AUSTIN – The Texas NAACP is calling on the African American community and their allies to assemble at its Legislative Lobby Day on April 4 to help beat back several legislative bills that will harm, hinder or setback much of the progress African Americans have made in the past few decades. Those bills, if passed, will have the most devasting impact on young Texans of Color – Millennials and Gen-Z Texans – by diminishing and decreasing their educational, economic, political and workforce opportunities, Texas NAACP leaders said.
“Make no mistake, these bills are anti-Black and anti-Latino,” said Gary Bledsoe, President of the Texas NAACP. “We’re talking about everything from the continuation of suppressing voting rights to eliminating programs in Texas colleges and universities that help recruit, retain and support African American students as well as other students of color.
“The intent of state leadership in pushing these bills is to establish a permanent underclass of citizenship for Black and Brown people without regard to your talent or education.”
The Texas NAACP Lobby Day will be at the Texas AFL-CIO building, located at 1106 Lavaca St., Ste. 200 in Austin. An orientation will be held from 7:30 a.m. to 1 p.m. prior to going to the Capitol. The orientation will cover legislation and issues important to all African Americans, including children in public schools, college students, working adults, veterans and older adults who are retired.
Several bills have already been filed promoting anti- diversity, equity and inclusion, which would hinder and eliminate initiatives that recruit and retain African American and Latino professors and employees at Texas public colleges and universities. Those measures also would hurt the ability of public colleges and universities to recruit, retain and support African American and Latino students headed to college. Black students already are significantly underrepresented at Texas flagship universities, such as the University of Texas, and Texas A&M University, but also at many other public universities. Also, Hispanic and Black faculty already are disproportionately underrepresented at major public universities in Texas. Current DEI policies were helping to level the playing field, according to the Texas NAACP.
However, the group has asked for African Americans to turn out to support a bill that would require that Black History and Hispanic History be a requirement for high school graduation. Currently, those subjects are electives. Also, the group stated that Blacks need to strongly support legislation that would prohibit public schools from permitting and tolerating the harassment of Black students by calling them the N-word as we have seen in Southlake ISD, Grand Prairie, Slaton ISD and Lubbock ISD. The bill is being carried by state Rep. Ron Reynolds, chairman of the Legislative Black Caucus.

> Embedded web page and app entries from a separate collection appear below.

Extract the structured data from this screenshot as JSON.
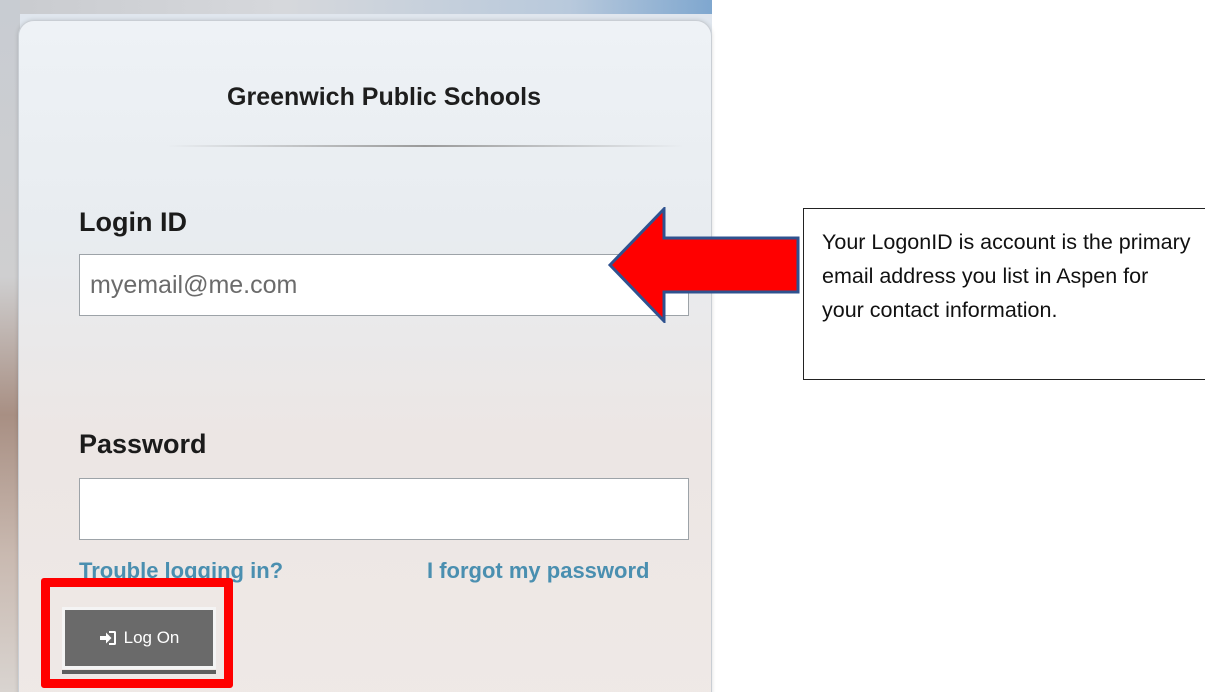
{
  "login_card": {
    "title": "Greenwich Public Schools",
    "login_id_label": "Login ID",
    "login_id_value": "myemail@me.com",
    "password_label": "Password",
    "password_value": "",
    "trouble_link": "Trouble logging in?",
    "forgot_link": "I forgot my password",
    "logon_button_label": "Log On",
    "logon_icon": "sign-in-icon"
  },
  "annotation": {
    "callout_text": "Your LogonID is account is the primary email address you list in Aspen for your contact information.",
    "arrow_color": "#ff0000",
    "arrow_outline_color": "#2f528f",
    "highlight_color": "#ff0000"
  },
  "colors": {
    "link": "#4a8fb0",
    "button_bg": "#6a6a6a",
    "title_text": "#1e1e1e"
  }
}
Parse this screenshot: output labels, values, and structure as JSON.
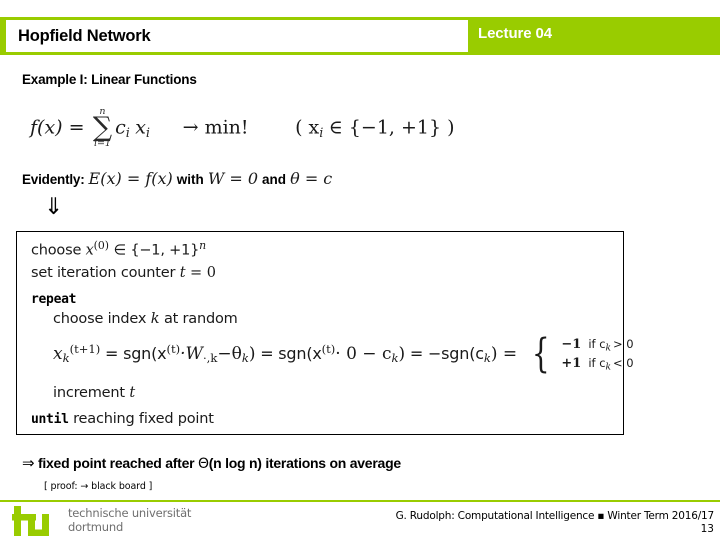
{
  "colors": {
    "accent_green": "#99CC00",
    "logo_gray": "#6f6f6f",
    "text": "#000000"
  },
  "header": {
    "title": "Hopfield Network",
    "lecture": "Lecture 04"
  },
  "content": {
    "example_heading": "Example I: Linear Functions",
    "formula_main": {
      "lhs": "f(x) =",
      "sum_upper": "n",
      "sum_sign": "∑",
      "sum_lower": "i=1",
      "summand_c": "c",
      "summand_c_sub": "i",
      "summand_x": "x",
      "summand_x_sub": "i",
      "objective": "→ min!",
      "constraint": "( x",
      "constraint_sub": "i",
      "constraint_rest": "∈ {−1, +1} )"
    },
    "evidently": {
      "label": "Evidently:",
      "expr_e": "E(x) = f(x)",
      "with": "with",
      "expr_w": "W = 0",
      "and": "and",
      "expr_theta": "θ = c"
    },
    "implication_arrow": "⇓"
  },
  "algorithm": {
    "line_choose": {
      "kw": "choose",
      "var": "x",
      "sup": "(0)",
      "rest": "∈ {−1, +1}",
      "rest_sup": "n"
    },
    "line_set_counter": {
      "kw": "set iteration counter",
      "var": "t",
      "rest": "= 0"
    },
    "line_repeat": "repeat",
    "line_choose_index": {
      "kw": "choose index",
      "var": "k",
      "rest": "at random"
    },
    "line_update": {
      "lhs_x": "x",
      "lhs_sub": "k",
      "lhs_sup": "(t+1)",
      "eq1": "= sgn(x",
      "eq1_sup": "(t)",
      "eq1_rest": "·W",
      "w_sub": "·,k",
      "eq1_tail": "−θ",
      "theta_sub": "k",
      "eq1_close": ")",
      "eq2": "= sgn(x",
      "eq2_sup": "(t)",
      "eq2_rest": "· 0 − c",
      "c_sub": "k",
      "eq2_close": ")",
      "eq3": "= −sgn(c",
      "eq3_sub": "k",
      "eq3_close": ") =",
      "case1_value": "−1",
      "case1_cond": "if c",
      "case1_cond_sub": "k",
      "case1_cond_rest": "> 0",
      "case2_value": "+1",
      "case2_cond": "if c",
      "case2_cond_sub": "k",
      "case2_cond_rest": "< 0"
    },
    "line_increment": {
      "kw": "increment",
      "var": "t"
    },
    "line_until": {
      "kw": "until",
      "rest": "reaching fixed point"
    }
  },
  "conclusion": {
    "arrow": "⇒",
    "text_before": "fixed point reached after",
    "complexity_symbol": "Θ",
    "complexity_arg": "(n log n)",
    "text_after": "iterations on average",
    "proof_note": "[ proof: → black board ]"
  },
  "footer": {
    "logo_line1": "technische universität",
    "logo_line2": "dortmund",
    "credit": "G. Rudolph: Computational Intelligence ▪ Winter Term 2016/17",
    "page_number": "13"
  }
}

Nevertheless, there is a move by Texas leaders to remove or greatly limit the teaching of those histories in high school.
Another bill the Texas NAACP said was important was one that would create an African American Historical/Cultural Commission. Support is needed to get that bill passed.
Public schools again are under attack because of legislation that is pending that would transfer money from public schools to private schools via a voucher program Republicans have labeled, “Education Savings Accounts.” Most students in public schools are Black and Hispanic. Along with Asian students, they represent the largest enrollment in public schools. In the past, our interests have aligned with the interests of rural Texans, including rural Republicans who have opposed vouchers, and we are trying to keep that alliance this time around. It will be tougher because of Gov. Abbott’s campaign to pass vouchers, group leaders expressed.
Also, they stated that Republicans are signaling they aren’t finished with voter suppression, with several measures that would continue limiting the voting rights of Blacks and Latinos.
“As you can see, our house is on fire! We ask that you turnout for our Lobby Day and you don’t have to be a member of NAACP. These are matters that impact all Black Texans,” representatives stated.
“This is a game of numbers,” Bledsoe said. “We can show up and hold our lawmakers accountable or stay home and let this generation and the next be irreparably harmed. Clearly, we all need to converge on the Capitol and raise our voices. We’re looking at the potential elimination of so many initiatives that have helped level the playing field for African Americans and other People of Color.”
For more information, contact Texas NAACP Administrative Staff Lonzo Kerr at firstname.lastname@example.org or 512-659-4816; or Texas NAACP Assistant Texas NAACP State Secretary Sherley Spears at email@example.com.